"This shift in online, and to digital platforms, has reduced the ability of to fund and journalism," Sims said in remarks prepared for delivery to

"We cannot simply leave the production of and journalism to market forces," added Sims, whose agency has been carrying out a lengthy probe of the impact of digital platforms on the news industry in

While the platforms capture the vast majority of advertising revenue, they do not create any original news, Sims said.

"Rather they select, curate, evaluate, rank and arrange news stories produced by third parties," he said, noting that this market power increased the "risk of filter bubbles and unreliable news on digital platforms".

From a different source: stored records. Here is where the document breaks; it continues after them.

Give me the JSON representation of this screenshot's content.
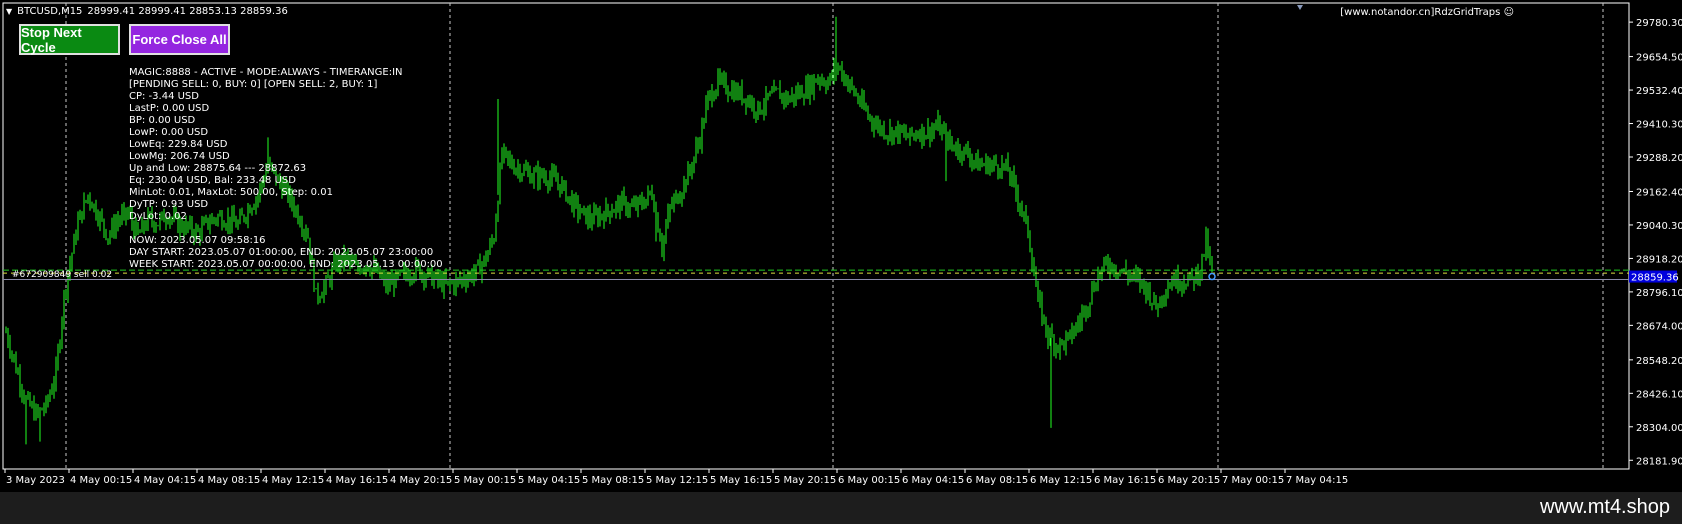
{
  "header": {
    "symbol": "BTCUSD,M15",
    "ohlc": "28999.41 28999.41 28853.13 28859.36",
    "brand": "[www.notandor.cn]RdzGridTraps"
  },
  "buttons": {
    "stop_label": "Stop Next Cycle",
    "force_label": "Force Close All"
  },
  "info_lines": [
    "MAGIC:8888 - ACTIVE - MODE:ALWAYS - TIMERANGE:IN",
    "[PENDING SELL: 0, BUY: 0] [OPEN SELL: 2, BUY: 1]",
    "CP: -3.44 USD",
    "LastP: 0.00 USD",
    "BP: 0.00 USD",
    "LowP: 0.00 USD",
    "LowEq: 229.84 USD",
    "LowMg: 206.74 USD",
    "Up and Low: 28875.64 --- 28872.63",
    "Eq: 230.04 USD, Bal: 233.48 USD",
    "MinLot: 0.01, MaxLot: 500.00, Step: 0.01",
    "DyTP: 0.93 USD",
    "DyLot: 0.02",
    "",
    "NOW: 2023.05.07 09:58:16",
    "DAY START: 2023.05.07 01:00:00, END: 2023.05.07 23:00:00",
    "WEEK START: 2023.05.07 00:00:00, END: 2023.05.13 00:00:00"
  ],
  "order_label": "#672909849 sell 0.02",
  "footer": "www.mt4.shop",
  "chart_data": {
    "type": "bar",
    "title": "BTCUSD,M15",
    "xlabel": "",
    "ylabel": "",
    "ylim": [
      28150,
      29850
    ],
    "grid": true,
    "x_ticks": [
      "3 May 2023",
      "4 May 00:15",
      "4 May 04:15",
      "4 May 08:15",
      "4 May 12:15",
      "4 May 16:15",
      "4 May 20:15",
      "5 May 00:15",
      "5 May 04:15",
      "5 May 08:15",
      "5 May 12:15",
      "5 May 16:15",
      "5 May 20:15",
      "6 May 00:15",
      "6 May 04:15",
      "6 May 08:15",
      "6 May 12:15",
      "6 May 16:15",
      "6 May 20:15",
      "7 May 00:15",
      "7 May 04:15"
    ],
    "y_ticks": [
      "29780.30",
      "29654.50",
      "29532.40",
      "29410.30",
      "29288.20",
      "29162.40",
      "29040.30",
      "28918.20",
      "28796.10",
      "28674.00",
      "28548.20",
      "28426.10",
      "28304.00",
      "28181.90"
    ],
    "current_price": "28859.36",
    "level_price": "28875.64",
    "close_path": [
      [
        0,
        28650
      ],
      [
        10,
        28520
      ],
      [
        20,
        28400
      ],
      [
        30,
        28350
      ],
      [
        40,
        28380
      ],
      [
        50,
        28500
      ],
      [
        58,
        28780
      ],
      [
        64,
        28900
      ],
      [
        72,
        29050
      ],
      [
        82,
        29150
      ],
      [
        92,
        29080
      ],
      [
        102,
        29000
      ],
      [
        112,
        29060
      ],
      [
        122,
        29080
      ],
      [
        132,
        29000
      ],
      [
        142,
        29060
      ],
      [
        152,
        29050
      ],
      [
        162,
        29080
      ],
      [
        172,
        29040
      ],
      [
        182,
        29030
      ],
      [
        192,
        29010
      ],
      [
        202,
        29050
      ],
      [
        212,
        29070
      ],
      [
        222,
        29060
      ],
      [
        232,
        29040
      ],
      [
        242,
        29100
      ],
      [
        252,
        29150
      ],
      [
        262,
        29260
      ],
      [
        272,
        29200
      ],
      [
        282,
        29150
      ],
      [
        292,
        29080
      ],
      [
        302,
        29000
      ],
      [
        310,
        28780
      ],
      [
        320,
        28820
      ],
      [
        330,
        28900
      ],
      [
        340,
        28920
      ],
      [
        350,
        28880
      ],
      [
        360,
        28900
      ],
      [
        370,
        28870
      ],
      [
        380,
        28820
      ],
      [
        390,
        28840
      ],
      [
        400,
        28860
      ],
      [
        410,
        28880
      ],
      [
        420,
        28860
      ],
      [
        430,
        28840
      ],
      [
        440,
        28820
      ],
      [
        450,
        28830
      ],
      [
        460,
        28850
      ],
      [
        470,
        28870
      ],
      [
        480,
        28920
      ],
      [
        488,
        29000
      ],
      [
        496,
        29300
      ],
      [
        506,
        29260
      ],
      [
        516,
        29240
      ],
      [
        526,
        29220
      ],
      [
        536,
        29220
      ],
      [
        546,
        29210
      ],
      [
        556,
        29180
      ],
      [
        566,
        29120
      ],
      [
        576,
        29080
      ],
      [
        586,
        29060
      ],
      [
        596,
        29080
      ],
      [
        606,
        29100
      ],
      [
        616,
        29120
      ],
      [
        626,
        29100
      ],
      [
        636,
        29120
      ],
      [
        646,
        29160
      ],
      [
        656,
        28960
      ],
      [
        664,
        29100
      ],
      [
        674,
        29160
      ],
      [
        684,
        29240
      ],
      [
        694,
        29360
      ],
      [
        702,
        29500
      ],
      [
        712,
        29560
      ],
      [
        722,
        29540
      ],
      [
        732,
        29520
      ],
      [
        742,
        29500
      ],
      [
        752,
        29460
      ],
      [
        762,
        29500
      ],
      [
        772,
        29520
      ],
      [
        782,
        29500
      ],
      [
        792,
        29520
      ],
      [
        802,
        29540
      ],
      [
        812,
        29580
      ],
      [
        822,
        29560
      ],
      [
        832,
        29620
      ],
      [
        842,
        29560
      ],
      [
        852,
        29500
      ],
      [
        862,
        29440
      ],
      [
        872,
        29400
      ],
      [
        882,
        29380
      ],
      [
        892,
        29380
      ],
      [
        902,
        29360
      ],
      [
        912,
        29380
      ],
      [
        922,
        29380
      ],
      [
        932,
        29400
      ],
      [
        942,
        29340
      ],
      [
        952,
        29320
      ],
      [
        962,
        29300
      ],
      [
        972,
        29260
      ],
      [
        982,
        29260
      ],
      [
        992,
        29260
      ],
      [
        1002,
        29240
      ],
      [
        1012,
        29140
      ],
      [
        1022,
        29020
      ],
      [
        1032,
        28760
      ],
      [
        1042,
        28640
      ],
      [
        1052,
        28600
      ],
      [
        1062,
        28620
      ],
      [
        1072,
        28680
      ],
      [
        1082,
        28760
      ],
      [
        1092,
        28860
      ],
      [
        1102,
        28900
      ],
      [
        1112,
        28880
      ],
      [
        1122,
        28860
      ],
      [
        1132,
        28840
      ],
      [
        1142,
        28800
      ],
      [
        1150,
        28740
      ],
      [
        1158,
        28800
      ],
      [
        1166,
        28840
      ],
      [
        1176,
        28840
      ],
      [
        1186,
        28840
      ],
      [
        1194,
        28880
      ],
      [
        1200,
        28980
      ],
      [
        1206,
        28860
      ]
    ]
  }
}
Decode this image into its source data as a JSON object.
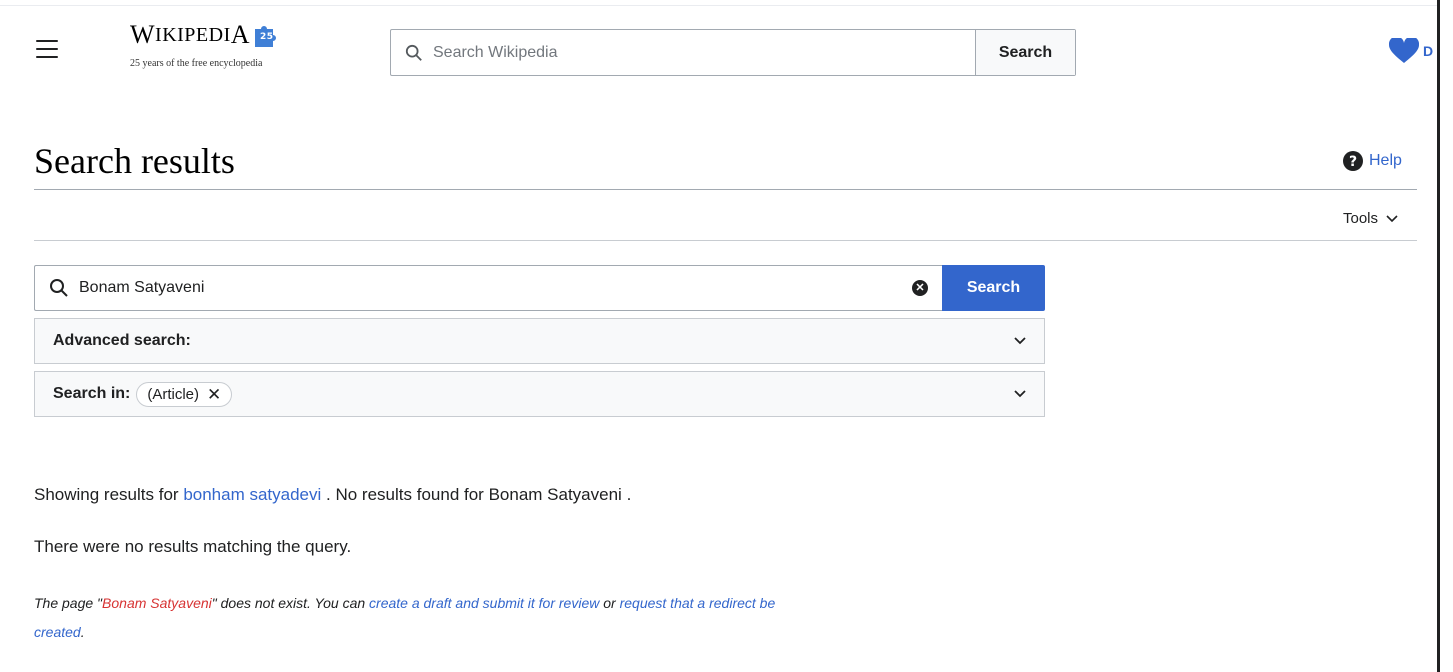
{
  "header": {
    "logo_word_first": "W",
    "logo_word_rest": "IKIPEDI",
    "logo_word_last": "A",
    "logo_tagline": "25 years of the free encyclopedia",
    "search_placeholder": "Search Wikipedia",
    "search_button": "Search",
    "donate_label": "D"
  },
  "page": {
    "title": "Search results",
    "help_label": "Help",
    "tools_label": "Tools"
  },
  "search": {
    "query": "Bonam Satyaveni",
    "button": "Search",
    "advanced_label": "Advanced search:",
    "search_in_label": "Search in:",
    "namespace_chip": "(Article)"
  },
  "results": {
    "showing_prefix": "Showing results for",
    "suggestion": "bonham satyadevi",
    "no_results_prefix": ". No results found for",
    "original_query": "Bonam Satyaveni",
    "no_results_suffix": ".",
    "no_match": "There were no results matching the query.",
    "create_prefix": "The page \"",
    "create_title": "Bonam Satyaveni",
    "create_mid": "\" does not exist. You can ",
    "create_link": "create a draft and submit it for review",
    "create_or": " or ",
    "redirect_link": "request that a redirect be created",
    "create_end": "."
  },
  "colors": {
    "link": "#3366cc",
    "redlink": "#d73333",
    "primary_button": "#3366cc",
    "donate_heart": "#3366cc"
  },
  "icons": {
    "menu": "hamburger-menu-icon",
    "search": "magnifier-icon",
    "clear": "clear-x-icon",
    "help": "question-circle-icon",
    "heart": "heart-icon",
    "chevron": "chevron-down-icon"
  }
}
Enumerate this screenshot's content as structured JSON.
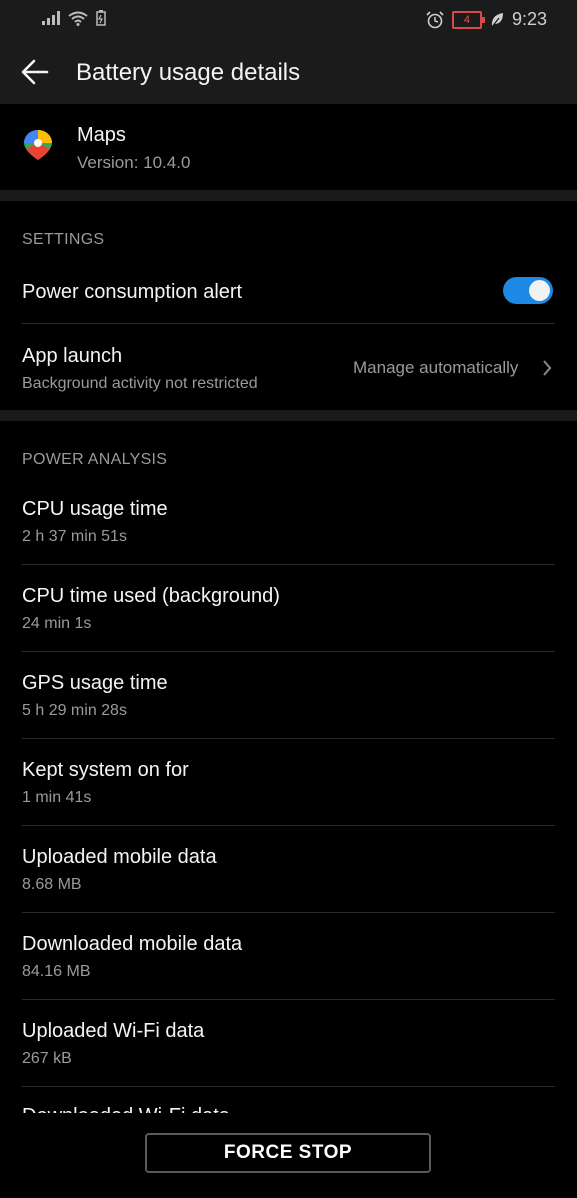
{
  "status_bar": {
    "time": "9:23",
    "battery_level": "4",
    "icons": [
      "signal-icon",
      "wifi-icon",
      "battery-saver-icon",
      "alarm-icon",
      "battery-icon",
      "leaf-icon"
    ]
  },
  "header": {
    "title": "Battery usage details"
  },
  "app": {
    "name": "Maps",
    "version": "Version: 10.4.0"
  },
  "settings": {
    "header": "SETTINGS",
    "power_alert": {
      "label": "Power consumption alert",
      "enabled": true
    },
    "app_launch": {
      "label": "App launch",
      "sub": "Background activity not restricted",
      "value": "Manage automatically"
    }
  },
  "power_analysis": {
    "header": "POWER ANALYSIS",
    "items": [
      {
        "title": "CPU usage time",
        "value": "2 h 37 min 51s"
      },
      {
        "title": "CPU time used (background)",
        "value": "24 min 1s"
      },
      {
        "title": "GPS usage time",
        "value": "5 h 29 min 28s"
      },
      {
        "title": "Kept system on for",
        "value": "1 min 41s"
      },
      {
        "title": "Uploaded mobile data",
        "value": "8.68 MB"
      },
      {
        "title": "Downloaded mobile data",
        "value": "84.16 MB"
      },
      {
        "title": "Uploaded Wi-Fi data",
        "value": "267 kB"
      }
    ],
    "partial_item": "Downloaded Wi-Fi data"
  },
  "actions": {
    "force_stop": "FORCE STOP"
  },
  "colors": {
    "accent": "#1e88e5",
    "background": "#000000",
    "bar": "#1b1b1b"
  }
}
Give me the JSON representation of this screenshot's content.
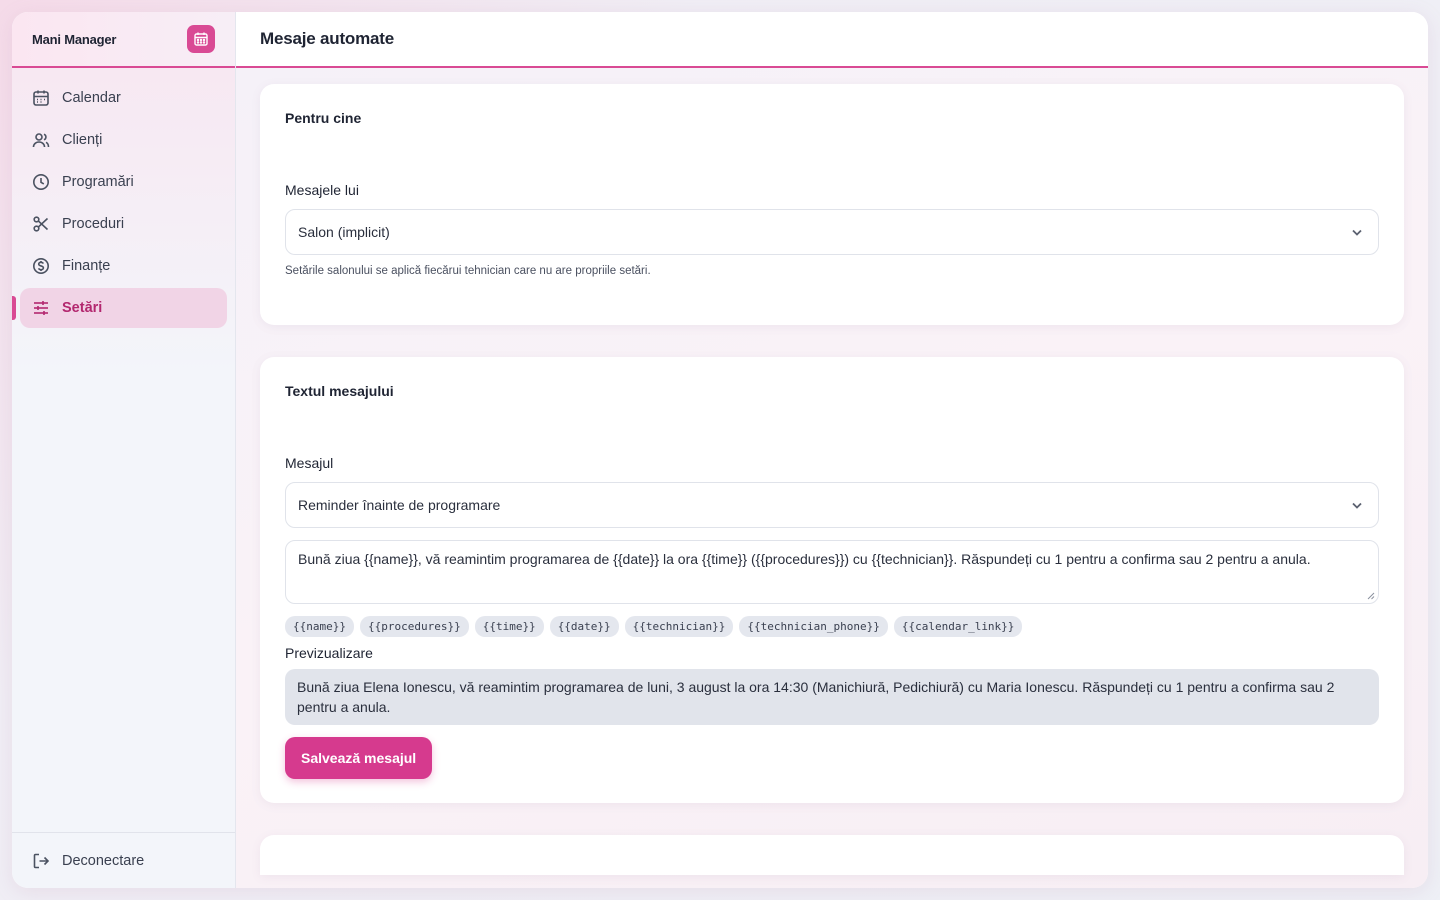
{
  "sidebar": {
    "brand": "Mani Manager",
    "items": [
      {
        "label": "Calendar",
        "icon": "calendar-icon"
      },
      {
        "label": "Clienți",
        "icon": "users-icon"
      },
      {
        "label": "Programări",
        "icon": "clock-icon"
      },
      {
        "label": "Proceduri",
        "icon": "scissors-icon"
      },
      {
        "label": "Finanțe",
        "icon": "dollar-icon"
      },
      {
        "label": "Setări",
        "icon": "sliders-icon",
        "active": true
      }
    ],
    "logout": "Deconectare"
  },
  "header": {
    "title": "Mesaje automate"
  },
  "recipient_card": {
    "title": "Pentru cine",
    "field_label": "Mesajele lui",
    "selected": "Salon (implicit)",
    "hint": "Setările salonului se aplică fiecărui tehnician care nu are propriile setări."
  },
  "message_card": {
    "title": "Textul mesajului",
    "field_label": "Mesajul",
    "selected": "Reminder înainte de programare",
    "template_text": "Bună ziua {{name}}, vă reamintim programarea de {{date}} la ora {{time}} ({{procedures}}) cu {{technician}}. Răspundeți cu 1 pentru a confirma sau 2 pentru a anula.",
    "tags": [
      "{{name}}",
      "{{procedures}}",
      "{{time}}",
      "{{date}}",
      "{{technician}}",
      "{{technician_phone}}",
      "{{calendar_link}}"
    ],
    "preview_label": "Previzualizare",
    "preview_text": "Bună ziua Elena Ionescu, vă reamintim programarea de luni, 3 august la ora 14:30 (Manichiură, Pedichiură) cu Maria Ionescu. Răspundeți cu 1 pentru a confirma sau 2 pentru a anula.",
    "save_label": "Salvează mesajul"
  },
  "colors": {
    "accent": "#d94a94",
    "button": "#d63a8e"
  }
}
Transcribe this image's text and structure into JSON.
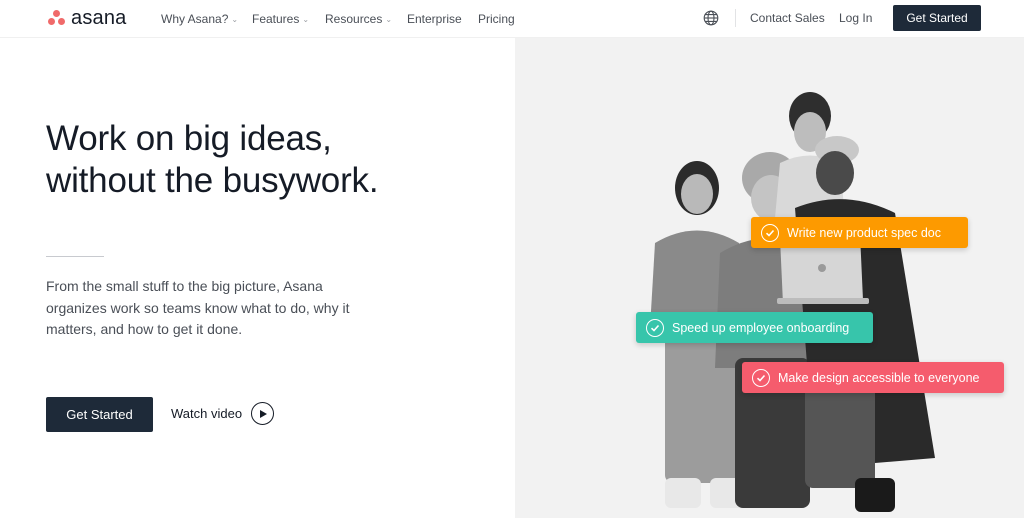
{
  "brand": {
    "name": "asana",
    "logo_color": "#f06a6a"
  },
  "nav": {
    "links": [
      {
        "label": "Why Asana?",
        "has_dropdown": true
      },
      {
        "label": "Features",
        "has_dropdown": true
      },
      {
        "label": "Resources",
        "has_dropdown": true
      },
      {
        "label": "Enterprise",
        "has_dropdown": false
      },
      {
        "label": "Pricing",
        "has_dropdown": false
      }
    ],
    "globe_icon": "globe-icon",
    "contact_sales": "Contact Sales",
    "login": "Log In",
    "cta": "Get Started"
  },
  "hero": {
    "title_line1": "Work on big ideas,",
    "title_line2": "without the busywork.",
    "subtitle": "From the small stuff to the big picture, Asana organizes work so teams know what to do, why it matters, and how to get it done.",
    "cta": "Get Started",
    "watch_video": "Watch video"
  },
  "tasks": [
    {
      "label": "Write new product spec doc",
      "color": "#fd9a00"
    },
    {
      "label": "Speed up employee onboarding",
      "color": "#37c5ab"
    },
    {
      "label": "Make design accessible to everyone",
      "color": "#f55c6d"
    }
  ],
  "colors": {
    "primary_dark": "#1e2a39",
    "text": "#151b26",
    "muted": "#4a4f57",
    "photo_bg": "#f2f2f2"
  }
}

"Holding such critical positions in both the media and results in special responsibilities," he said.

The ACCC launched its inquiry into the power of digital platforms a year ago, and is accepting final submissions from industry players until the end of this week, before issuing its final report in June.

But Sims signalled on Monday that the final recommendations would include calls for broad new regulations on the digital behemoths and the they use in disseminating news and advertising.

"Virtually no applies to digital platforms and this contributes to regulatory disparity between that would appear to provide the digital platforms with an unfair advantage," he said.

A media regulator, he said, should have the power to compel platforms to reveal how news is ranked in search results, including whether advertiser-funded content is ranked higher than paid content, or if original news content is outranked by copycat stories and so-called clickbait.

The ACCC could also recommend that platforms provide a "quality" badge alongside content produced by recognised as a counter to disinformation.

Finally, Sims suggested a series of proposals to support local and independent journalism, including tax offsets for people who subscribe to which meet a set of quality standards.

(This story has not been edited by Business Standard staff and is auto-generated from a syndicated feed.)

First Published: Mon, February 11 2019. 08:40 IST